Everyone’s new favorite chancellor-elect of JTS has shared his tips for “bringing us closer with Israel” with a local (to him) California congregation. Below you can read Shamir’s bites (reactions) to each of his suggestions.
1. Increase our knowledge about the Reality of Israel, as opposed to the Myth of Israel, through films, books, magazines, newspapers, on-line sources, and maybe even satellite TV.
Shamir’s bite: This is actually one of may favorite ones. Too many people are totally ignorant on Israel — they think of it as a place where either everyone lives on a kibbutz full of cows, or like a 3rd world country with bombs falling all the time. Or, at the other end of the spectrum, those of us who only read what’s put out by Palestinian solidarity organizations. Wake up and check it out!
2. Learn more about the history of Zionism and the development of the State—especially when seen parallel to the modern history of the Jewish diaspora.
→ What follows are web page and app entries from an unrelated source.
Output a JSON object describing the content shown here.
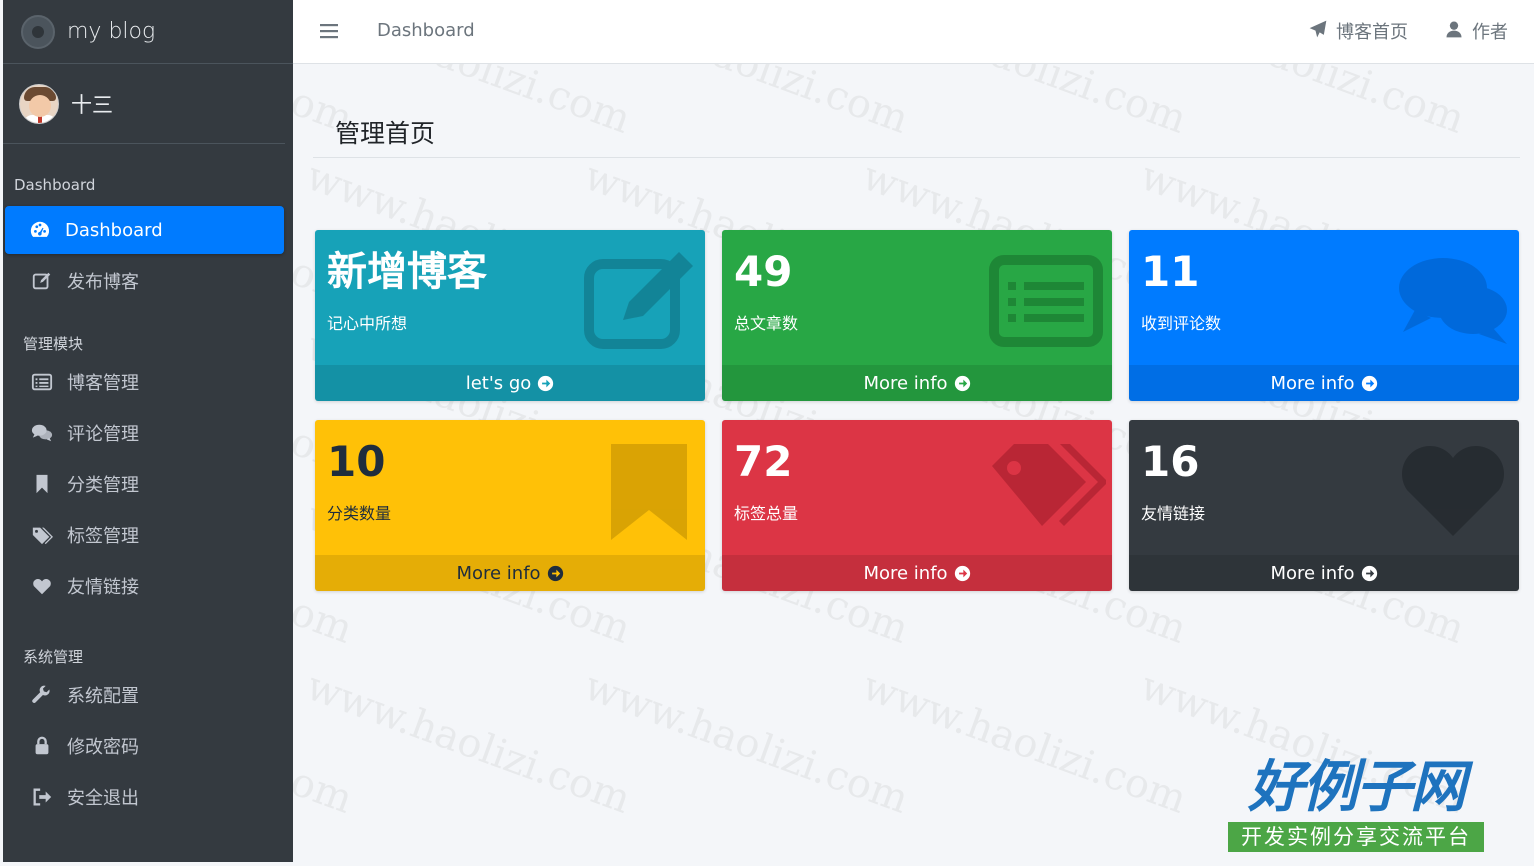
{
  "brand": {
    "name": "my blog"
  },
  "user": {
    "name": "十三"
  },
  "sidebar": {
    "header_dashboard": "Dashboard",
    "dashboard": "Dashboard",
    "publish": "发布博客",
    "header_manage": "管理模块",
    "blog_manage": "博客管理",
    "comment_manage": "评论管理",
    "category_manage": "分类管理",
    "tag_manage": "标签管理",
    "links": "友情链接",
    "header_system": "系统管理",
    "system_config": "系统配置",
    "change_password": "修改密码",
    "logout": "安全退出"
  },
  "topbar": {
    "breadcrumb": "Dashboard",
    "blog_home": "博客首页",
    "author": "作者"
  },
  "page": {
    "title": "管理首页"
  },
  "boxes": [
    {
      "number": "新增博客",
      "label": "记心中所想",
      "footer": "let's go",
      "color": "#17a2b8",
      "icon": "edit-icon"
    },
    {
      "number": "49",
      "label": "总文章数",
      "footer": "More info",
      "color": "#28a745",
      "icon": "list-icon"
    },
    {
      "number": "11",
      "label": "收到评论数",
      "footer": "More info",
      "color": "#007bff",
      "icon": "comments-icon"
    },
    {
      "number": "10",
      "label": "分类数量",
      "footer": "More info",
      "color": "#ffc107",
      "icon": "bookmark-icon"
    },
    {
      "number": "72",
      "label": "标签总量",
      "footer": "More info",
      "color": "#dc3545",
      "icon": "tags-icon"
    },
    {
      "number": "16",
      "label": "友情链接",
      "footer": "More info",
      "color": "#343a40",
      "icon": "heart-icon"
    }
  ],
  "watermark": {
    "text": "www.haolizi.com"
  },
  "site_logo": {
    "title": "好例子网",
    "subtitle": "开发实例分享交流平台"
  }
}
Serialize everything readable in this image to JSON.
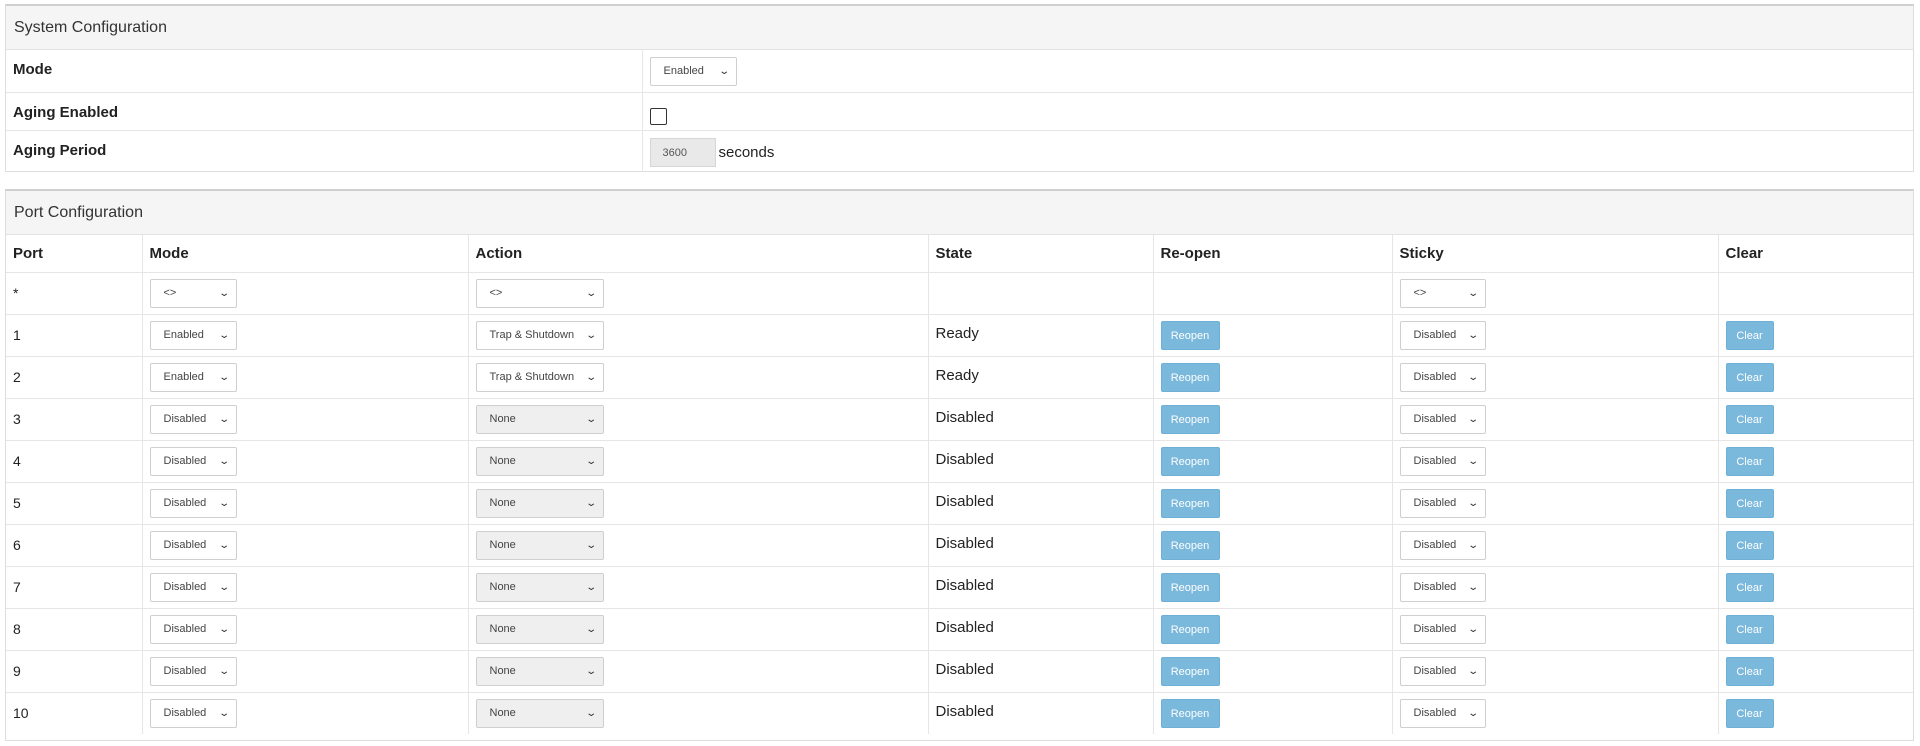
{
  "system": {
    "title": "System Configuration",
    "rows": {
      "mode": {
        "label": "Mode",
        "value": "Enabled"
      },
      "aging_enabled": {
        "label": "Aging Enabled",
        "checked": false
      },
      "aging_period": {
        "label": "Aging Period",
        "value": "3600",
        "unit": "seconds"
      }
    }
  },
  "ports": {
    "title": "Port Configuration",
    "headers": {
      "port": "Port",
      "mode": "Mode",
      "action": "Action",
      "state": "State",
      "reopen": "Re-open",
      "sticky": "Sticky",
      "clear": "Clear"
    },
    "all_row": {
      "port": "*",
      "mode": "<>",
      "action": "<>",
      "sticky": "<>"
    },
    "reopen_label": "Reopen",
    "clear_label": "Clear",
    "rows": [
      {
        "port": "1",
        "mode": "Enabled",
        "action": "Trap & Shutdown",
        "state": "Ready",
        "sticky": "Disabled"
      },
      {
        "port": "2",
        "mode": "Enabled",
        "action": "Trap & Shutdown",
        "state": "Ready",
        "sticky": "Disabled"
      },
      {
        "port": "3",
        "mode": "Disabled",
        "action": "None",
        "state": "Disabled",
        "sticky": "Disabled"
      },
      {
        "port": "4",
        "mode": "Disabled",
        "action": "None",
        "state": "Disabled",
        "sticky": "Disabled"
      },
      {
        "port": "5",
        "mode": "Disabled",
        "action": "None",
        "state": "Disabled",
        "sticky": "Disabled"
      },
      {
        "port": "6",
        "mode": "Disabled",
        "action": "None",
        "state": "Disabled",
        "sticky": "Disabled"
      },
      {
        "port": "7",
        "mode": "Disabled",
        "action": "None",
        "state": "Disabled",
        "sticky": "Disabled"
      },
      {
        "port": "8",
        "mode": "Disabled",
        "action": "None",
        "state": "Disabled",
        "sticky": "Disabled"
      },
      {
        "port": "9",
        "mode": "Disabled",
        "action": "None",
        "state": "Disabled",
        "sticky": "Disabled"
      },
      {
        "port": "10",
        "mode": "Disabled",
        "action": "None",
        "state": "Disabled",
        "sticky": "Disabled"
      }
    ]
  },
  "colors": {
    "button": "#7ab8dc",
    "heading_bg": "#f5f5f5"
  }
}
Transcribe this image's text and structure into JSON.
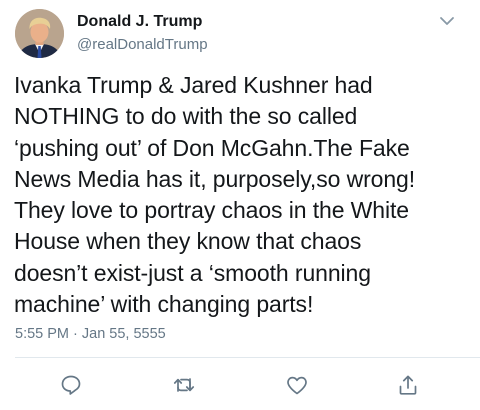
{
  "user": {
    "display_name": "Donald J. Trump",
    "handle": "@realDonaldTrump",
    "avatar_icon": "profile-photo"
  },
  "tweet": {
    "text": "Ivanka Trump & Jared Kushner had\nNOTHING to do with the so called\n‘pushing out’ of Don McGahn.The Fake\nNews Media has it, purposely,so wrong!\nThey love to portray chaos in the White\nHouse when they know that chaos\ndoesn’t exist-just a ‘smooth running\nmachine’ with changing parts!",
    "timestamp": "5:55 PM · Jan 55, 5555"
  },
  "actions": {
    "reply_icon": "reply-icon",
    "retweet_icon": "retweet-icon",
    "like_icon": "heart-icon",
    "share_icon": "share-icon"
  },
  "colors": {
    "primary_text": "#14171a",
    "secondary_text": "#657786",
    "divider": "#e1e8ed"
  }
}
Shamir’s bite: Another important one — just make sure you do read about the histroy of “Zionism and the State” from the perspective of Palestinians, British nation, Turkish history, etc. How did the Holocaust create Israel? How did Moroccoan Jews? What else is there?
3. Visit, and when visiting get to know the place better, go beyond touring and vacation (especially if this is not the first visit) to learning more about the place, the people, the society, the culture.
Shamir’s bite: Experiential and educational tours are the new thing. If you can, go on a program in which you meet actual Israelis, and find time to go on an encounter tour or other opportunity to meet Israeli Arabs and Palestinians.
4. Hebrew. Make a real effort to improve knowledge of the language, so as to get more direct access, if only to prayerbooks and street signs, to one’s people and tradition.
Shamir’s bite: Even if you’re not a Zionist, you’re still going to need Hebrew as a Jew. As someone who learned most of the Hebrew I know through college courses and JCC Ulpan, I’m living proof that you can learn it affordably and locally, if you can put time into it. If you can make it all the way to Israel and do a few months of ulpan, all the better.
5. Support partnerships such as Partnership 2000 with Israelis, and possibly Jews from diaspora communities, for work on projects in Israel, US, or diaspora.
Shamir’s bite: Whether you do an offical program or you just connect with Jews from other countries at your local grocery store, you’ll have your Jewish life enriched.
6. Encourage our young people to make Israeli connections of their own, which may be very different from ours, and may result in them getting more attached than we’d (honestly) like.
Shamir’s bite: First:Ahem, Arnie: When you tell members of a synagogue to “encourage young people” you are separating the young people from the members of the synagogue. Second: I’d love an elaboration on this. Does “more attached” refer to kids who make aliyah? Ba’alei teshuvah? What sort of attachment are they afraid about here?
7. Join and get active in “friends of” organizations, from relatively non-partisan causes (universities, orchestras) to somewhat partisan causes (advocacy of pluralism or civil rights or environmental action), whether directly or through Federation or New Israel Fund.
8. Join and get active in overtly partisan efforts: friends of Meretz or Peace Now or Likud.
Shamir’s bite: This is a sleek one. How many people do you think hear this and feel included vs. excluded?
9. Lobby—whether at the national level via AIPAC or NIF or among our own Jewisn and Gentile friends and co-workers, who don’t know that we support Israel, or why, or what it means to us.
Shamir’s bite: Let’s throw in Brit Tzedek V’shalom too here.
10. Finally, perhaps most difficult, change our attitude towards Israel, our relation to it, to accept the revolutionary change it represents in Jewish history and the nature of Jewish responsibility—for a real state, a highly imperfect state, that includes many kinds of Jews as well as non-Jews, for all of whom the State is responsible—and so for whom, indirectly, we are responsible.
Shamir’s bite: Can someone please tell the Jewish establishment that Arnie here is allying himself here with all of us post-Zionists? He may not be a pillar of post-Zionism, but on this one, I feel like he’s with us.
Though I could have wished for a reference to ending the occupation or some more specific reference to Palestinians, overall I am pleased with the list. I hope to hear more from the man, especially when some of us who are “young” and progressive on Israel are getting bashed by AJC & others.